Consideration of design principles is extremely important throughout a development effort, and failure to make the proper considerations can have a devastating effect on the development of the application and the application’s usefulness, performance, and maintainability.
What are the SOLID Design Principles?
In this section, we are going to outline and briefly discuss each of the five design principles. In subsequent posts we will dive into each principle in more detail. The five SOLID design principles are listed below:
- The Single Responsibility Principle (SRP) – this principle states that there should never be more than one reason to change a class. This means also that a given class should exist for one and only one purpose.
- The Open-Closed Principle – this principle states that modules should be open for extension but closed for modification. This seems a bit unclear at first until you realize that you can change an object’s behavior by either using abstractions, implementing common interfaces, and from inheritance from common base classes or extending abstract base classes.
- The Liskov Substitution Principle – this principle, introduced by Barbara Liskov, simply-stated means that derivative classes have to be substitutable for their base classes. If we think about this for a minute, we can see that this also means that any class that implements a specific interface can be replaced by any other class that implements that interface. In other words, it can be substituted for the original class. Furthermore, a derived class must honor the ‘contract’ set by its super class.
- The Interface Segregation Principle (ISP) – this principle states that objects should not be forced to implement interfaces that they do not use. Though this may sound obvious based on the wording, in practice it really means that interfaces should be finely-grained and not specific to the classes for which their implementation is intended.
- The Dependency Inversion Principle (DIP) – this principle states that higher-level classes should not depend upon lower-level classes but that both should depend on abstractions. Furthermore, these abstractions should not depend on concrete details but rather on abstractions as well.
Though each principle can be discussed individually, we should understand that no single principle should exist or be applied by itself. They should all be considered as part of the design process. In the following posts, we will dive into each principle in detail and take a look at some simplified code examples that illustrate each one.
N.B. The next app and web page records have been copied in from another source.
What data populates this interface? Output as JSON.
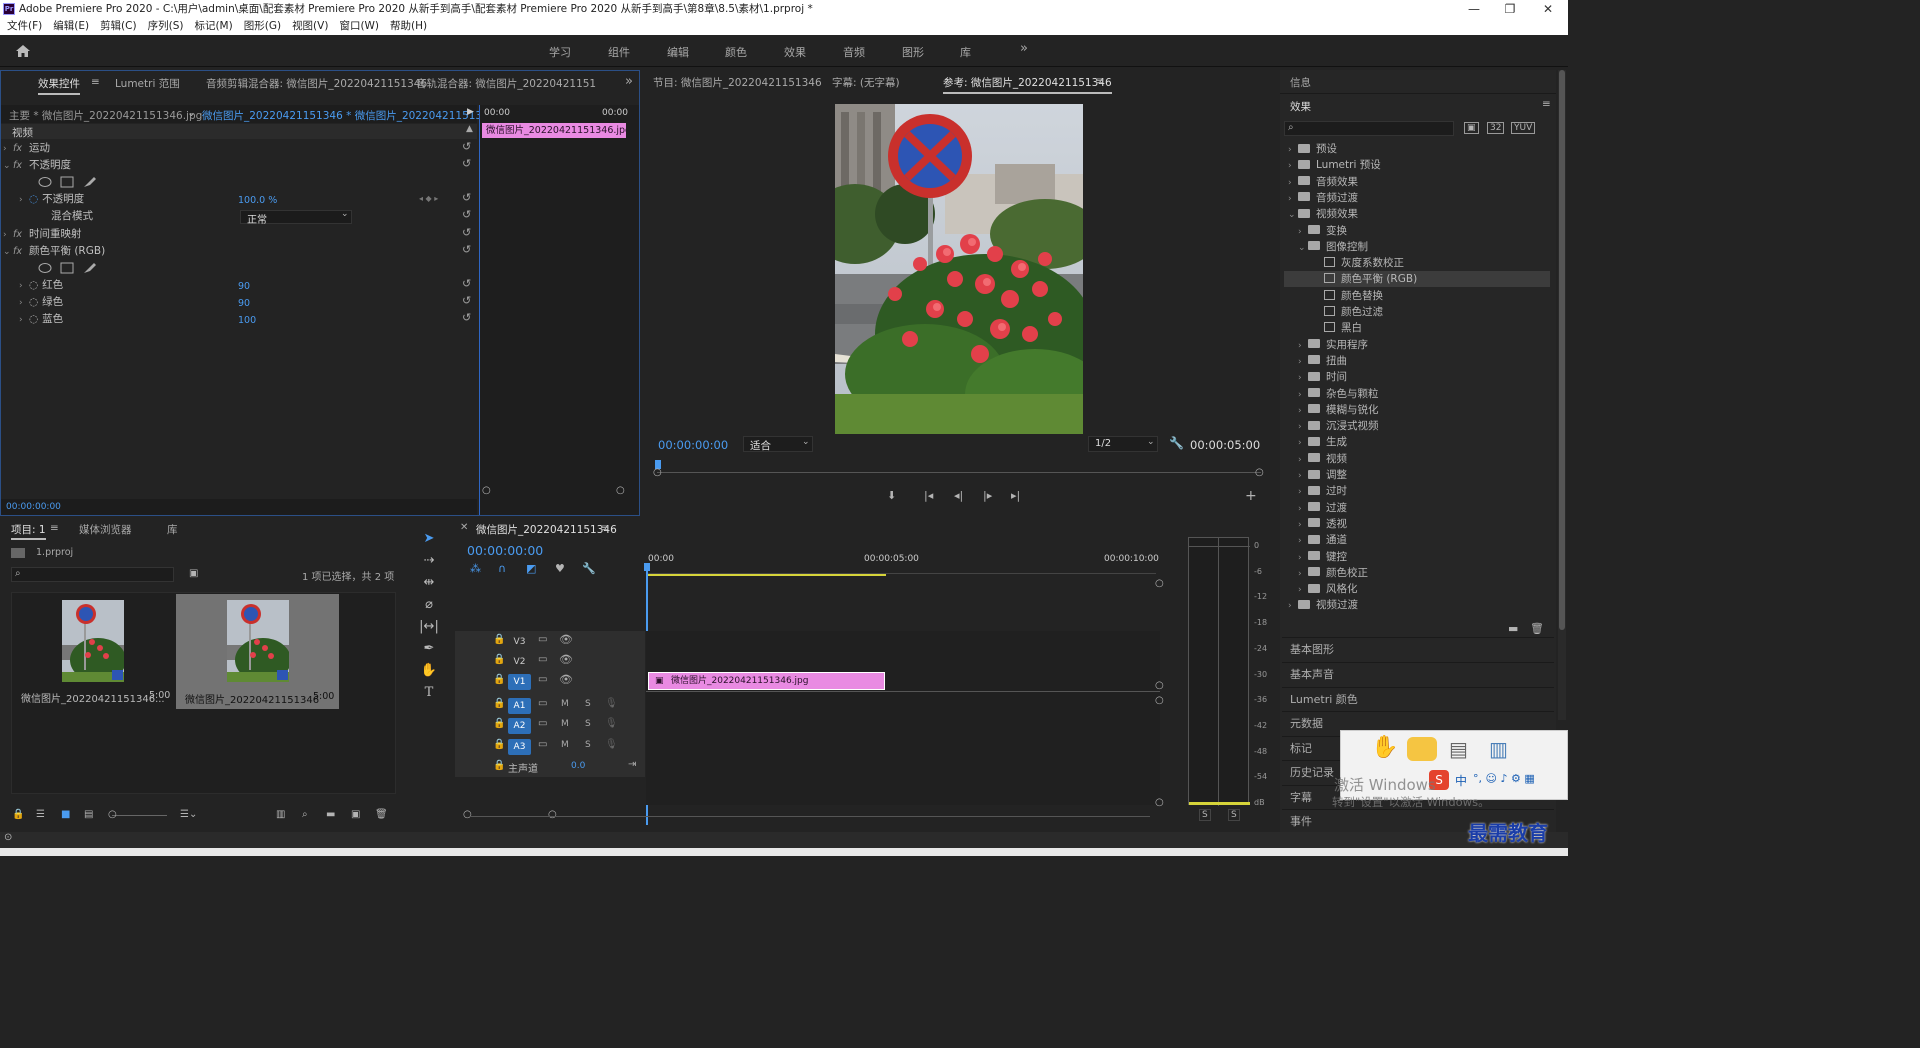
{
  "window": {
    "title": "Adobe Premiere Pro 2020 - C:\\用户\\admin\\桌面\\配套素材 Premiere Pro 2020 从新手到高手\\配套素材 Premiere Pro 2020 从新手到高手\\第8章\\8.5\\素材\\1.prproj *",
    "min": "—",
    "max": "❐",
    "close": "✕"
  },
  "menu": [
    "文件(F)",
    "编辑(E)",
    "剪辑(C)",
    "序列(S)",
    "标记(M)",
    "图形(G)",
    "视图(V)",
    "窗口(W)",
    "帮助(H)"
  ],
  "workspaces": [
    "学习",
    "组件",
    "编辑",
    "颜色",
    "效果",
    "音频",
    "图形",
    "库"
  ],
  "ws_more": "»",
  "left_tabs": [
    "效果控件",
    "Lumetri 范围",
    "音频剪辑混合器: 微信图片_20220421151346",
    "音轨混合器: 微信图片_20220421151"
  ],
  "effect_controls": {
    "master": "主要 * 微信图片_20220421151346.jpg",
    "sequence": "微信图片_20220421151346 * 微信图片_20220421151346...",
    "time_start": "00:00",
    "time_end": "00:00",
    "clip": "微信图片_20220421151346.jpg",
    "section": "视频",
    "rows": [
      "运动",
      "不透明度",
      "不透明度",
      "混合模式",
      "时间重映射",
      "颜色平衡 (RGB)",
      "红色",
      "绿色",
      "蓝色"
    ],
    "opacity_value": "100.0 %",
    "blend_value": "正常",
    "red": "90",
    "green": "90",
    "blue": "100",
    "footer_time": "00:00:00:00"
  },
  "monitor": {
    "tabs": [
      "节目: 微信图片_20220421151346",
      "字幕: (无字幕)",
      "参考: 微信图片_20220421151346"
    ],
    "timecode": "00:00:00:00",
    "fit": "适合",
    "quality": "1/2",
    "duration": "00:00:05:00"
  },
  "project": {
    "tabs": [
      "项目: 1",
      "媒体浏览器",
      "库"
    ],
    "file": "1.prproj",
    "selection": "1 项已选择，共 2 项",
    "items": [
      {
        "name": "微信图片_20220421151346...",
        "duration": "5:00"
      },
      {
        "name": "微信图片_20220421151346",
        "duration": "5:00"
      }
    ]
  },
  "timeline": {
    "title": "微信图片_20220421151346",
    "timecode": "00:00:00:00",
    "ruler": [
      "00:00",
      "00:00:05:00",
      "00:00:10:00"
    ],
    "tracks": [
      "V3",
      "V2",
      "V1",
      "A1",
      "A2",
      "A3"
    ],
    "master": "主声道",
    "master_value": "0.0",
    "clip": "微信图片_20220421151346.jpg"
  },
  "meter": {
    "labels": [
      "0",
      "-6",
      "-12",
      "-18",
      "-24",
      "-30",
      "-36",
      "-42",
      "-48",
      "-54",
      "dB"
    ],
    "solo": "S"
  },
  "right": {
    "info": "信息",
    "effects": "效果",
    "tree": [
      {
        "label": "预设",
        "level": 0,
        "open": false
      },
      {
        "label": "Lumetri 预设",
        "level": 0,
        "open": false
      },
      {
        "label": "音频效果",
        "level": 0,
        "open": false
      },
      {
        "label": "音频过渡",
        "level": 0,
        "open": false
      },
      {
        "label": "视频效果",
        "level": 0,
        "open": true
      },
      {
        "label": "变换",
        "level": 1,
        "open": false
      },
      {
        "label": "图像控制",
        "level": 1,
        "open": true
      },
      {
        "label": "灰度系数校正",
        "level": 2,
        "open": false
      },
      {
        "label": "颜色平衡 (RGB)",
        "level": 2,
        "open": false
      },
      {
        "label": "颜色替换",
        "level": 2,
        "open": false
      },
      {
        "label": "颜色过滤",
        "level": 2,
        "open": false
      },
      {
        "label": "黑白",
        "level": 2,
        "open": false
      },
      {
        "label": "实用程序",
        "level": 1,
        "open": false
      },
      {
        "label": "扭曲",
        "level": 1,
        "open": false
      },
      {
        "label": "时间",
        "level": 1,
        "open": false
      },
      {
        "label": "杂色与颗粒",
        "level": 1,
        "open": false
      },
      {
        "label": "模糊与锐化",
        "level": 1,
        "open": false
      },
      {
        "label": "沉浸式视频",
        "level": 1,
        "open": false
      },
      {
        "label": "生成",
        "level": 1,
        "open": false
      },
      {
        "label": "视频",
        "level": 1,
        "open": false
      },
      {
        "label": "调整",
        "level": 1,
        "open": false
      },
      {
        "label": "过时",
        "level": 1,
        "open": false
      },
      {
        "label": "过渡",
        "level": 1,
        "open": false
      },
      {
        "label": "透视",
        "level": 1,
        "open": false
      },
      {
        "label": "通道",
        "level": 1,
        "open": false
      },
      {
        "label": "键控",
        "level": 1,
        "open": false
      },
      {
        "label": "颜色校正",
        "level": 1,
        "open": false
      },
      {
        "label": "风格化",
        "level": 1,
        "open": false
      },
      {
        "label": "视频过渡",
        "level": 0,
        "open": false
      }
    ],
    "panels": [
      "基本图形",
      "基本声音",
      "Lumetri 颜色",
      "元数据",
      "标记",
      "历史记录",
      "字幕",
      "事件"
    ]
  },
  "watermark": {
    "line1": "激活 Windows",
    "line2": "转到\"设置\"以激活 Windows。",
    "brand": "最需教育",
    "ime": "中"
  }
}
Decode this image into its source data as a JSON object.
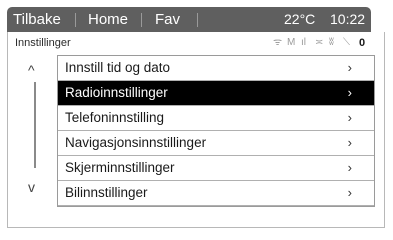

The Single Responsibility Principle (SRP)
The Open-Closed Principle (OCP)
The Liskov Substitution Principle (LSP)
The Interface Segregation Principle (ISP)
The Dependency Inversion Principle (DIP)